## What you should do
Take the line containing "What data populates" and every line below it through the end of the entries, and output them verbatim, pictures excluded.

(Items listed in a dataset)
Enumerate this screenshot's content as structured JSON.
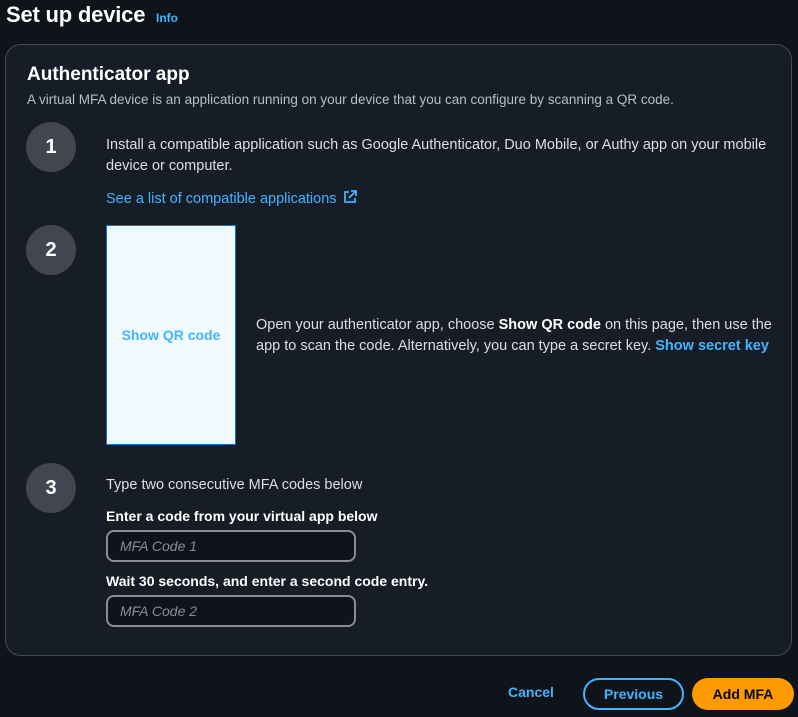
{
  "header": {
    "title": "Set up device",
    "info_label": "Info"
  },
  "panel": {
    "title": "Authenticator app",
    "description": "A virtual MFA device is an application running on your device that you can configure by scanning a QR code."
  },
  "steps": {
    "step1": {
      "number": "1",
      "text": "Install a compatible application such as Google Authenticator, Duo Mobile, or Authy app on your mobile device or computer.",
      "link_label": "See a list of compatible applications",
      "link_icon": "external-link-icon"
    },
    "step2": {
      "number": "2",
      "qr_button_label": "Show QR code",
      "text_before": "Open your authenticator app, choose ",
      "text_bold": "Show QR code",
      "text_after": " on this page, then use the app to scan the code. Alternatively, you can type a secret key. ",
      "secret_link_label": "Show secret key"
    },
    "step3": {
      "number": "3",
      "intro": "Type two consecutive MFA codes below",
      "field1_label": "Enter a code from your virtual app below",
      "field1_placeholder": "MFA Code 1",
      "field2_label": "Wait 30 seconds, and enter a second code entry.",
      "field2_placeholder": "MFA Code 2"
    }
  },
  "footer": {
    "cancel_label": "Cancel",
    "previous_label": "Previous",
    "add_label": "Add MFA"
  },
  "colors": {
    "background": "#0f141a",
    "panel": "#161d26",
    "link": "#42b4ff",
    "primary_button": "#ff9900",
    "step_circle": "#424650"
  }
}
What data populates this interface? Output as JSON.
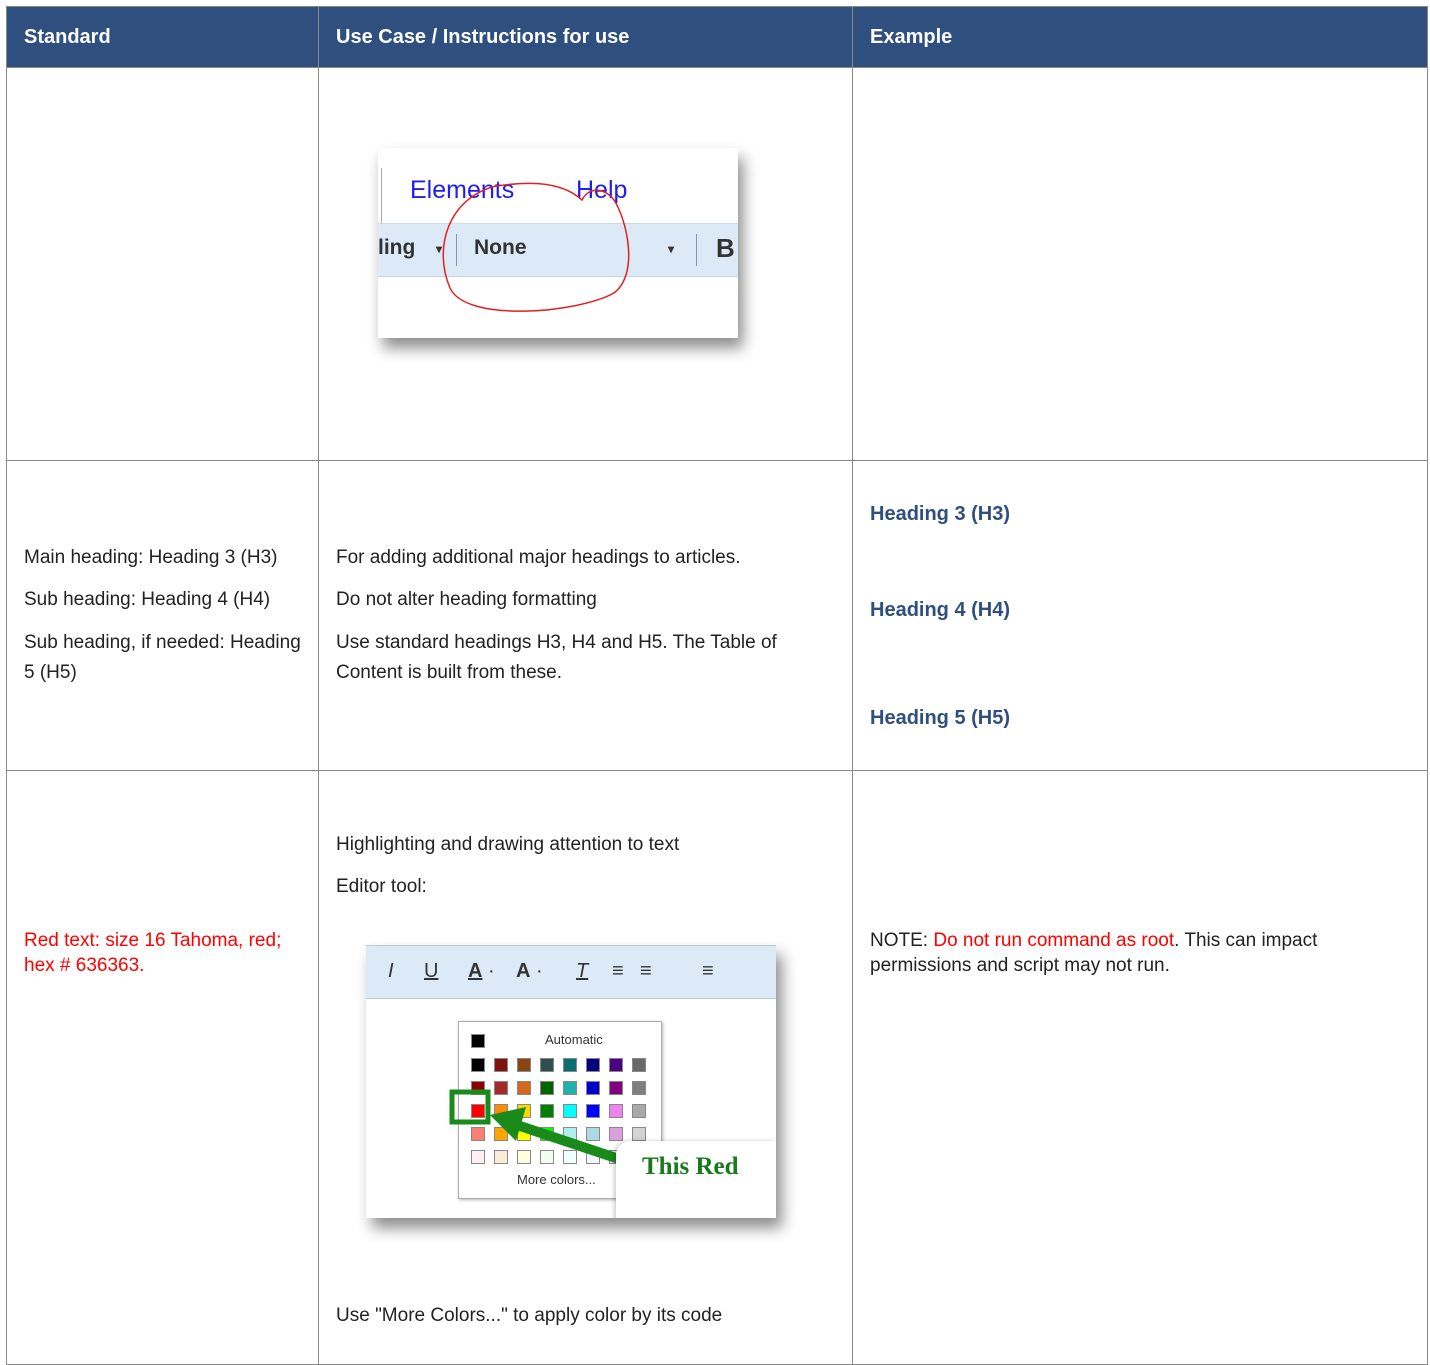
{
  "table": {
    "headers": [
      "Standard",
      "Use Case / Instructions for use",
      "Example"
    ]
  },
  "row1": {
    "screenshot": {
      "tabs": [
        "Elements",
        "Help"
      ],
      "toolbar_left": "ling",
      "dropdown_value": "None",
      "bold_glyph": "B"
    }
  },
  "row2": {
    "standard": [
      "Main heading: Heading 3 (H3)",
      "Sub heading: Heading 4 (H4)",
      "Sub heading, if needed: Heading 5 (H5)"
    ],
    "usecase": [
      "For adding additional major headings to articles.",
      "Do not alter heading formatting",
      "Use standard headings H3, H4 and H5. The Table of Content is built from these."
    ],
    "examples": [
      "Heading 3 (H3)",
      "Heading 4 (H4)",
      "Heading 5 (H5)"
    ]
  },
  "row3": {
    "standard": "Red text: size 16 Tahoma, red; hex # 636363.",
    "usecase_intro": "Highlighting and drawing attention to text",
    "usecase_tool": "Editor tool:",
    "usecase_more": "Use \"More Colors...\" to apply color by its code",
    "example_prefix": "NOTE: ",
    "example_red": "Do not run command as root",
    "example_suffix": ". This can impact permissions and script may not run.",
    "screenshot": {
      "palette_automatic": "Automatic",
      "palette_more": "More colors...",
      "callout": "This Red",
      "toolbar_glyphs": [
        "I",
        "U",
        "A",
        "·",
        "A",
        "·",
        "T",
        "≡",
        "≡",
        "≡"
      ]
    }
  },
  "colors": {
    "header_bg": "#2f4f7e",
    "heading_blue": "#2f4f7e",
    "red": "#ff0000"
  }
}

## Answer
What data populates this interface? Output as JSON.
{
  "table": {
    "headers": [
      "Standard",
      "Use Case / Instructions for use",
      "Example"
    ]
  },
  "row1": {
    "screenshot": {
      "tabs": [
        "Elements",
        "Help"
      ],
      "toolbar_left": "ling",
      "dropdown_value": "None",
      "bold_glyph": "B"
    }
  },
  "row2": {
    "standard": [
      "Main heading: Heading 3 (H3)",
      "Sub heading: Heading 4 (H4)",
      "Sub heading, if needed: Heading 5 (H5)"
    ],
    "usecase": [
      "For adding additional major headings to articles.",
      "Do not alter heading formatting",
      "Use standard headings H3, H4 and H5. The Table of Content is built from these."
    ],
    "examples": [
      "Heading 3 (H3)",
      "Heading 4 (H4)",
      "Heading 5 (H5)"
    ]
  },
  "row3": {
    "standard": "Red text: size 16 Tahoma, red; hex # 636363.",
    "usecase_intro": "Highlighting and drawing attention to text",
    "usecase_tool": "Editor tool:",
    "usecase_more": "Use \"More Colors...\" to apply color by its code",
    "example_prefix": "NOTE: ",
    "example_red": "Do not run command as root",
    "example_suffix": ". This can impact permissions and script may not run.",
    "screenshot": {
      "palette_automatic": "Automatic",
      "palette_more": "More colors...",
      "callout": "This Red",
      "toolbar_glyphs": [
        "I",
        "U",
        "A",
        "·",
        "A",
        "·",
        "T",
        "≡",
        "≡",
        "≡"
      ]
    }
  },
  "colors": {
    "header_bg": "#2f4f7e",
    "heading_blue": "#2f4f7e",
    "red": "#ff0000"
  }
}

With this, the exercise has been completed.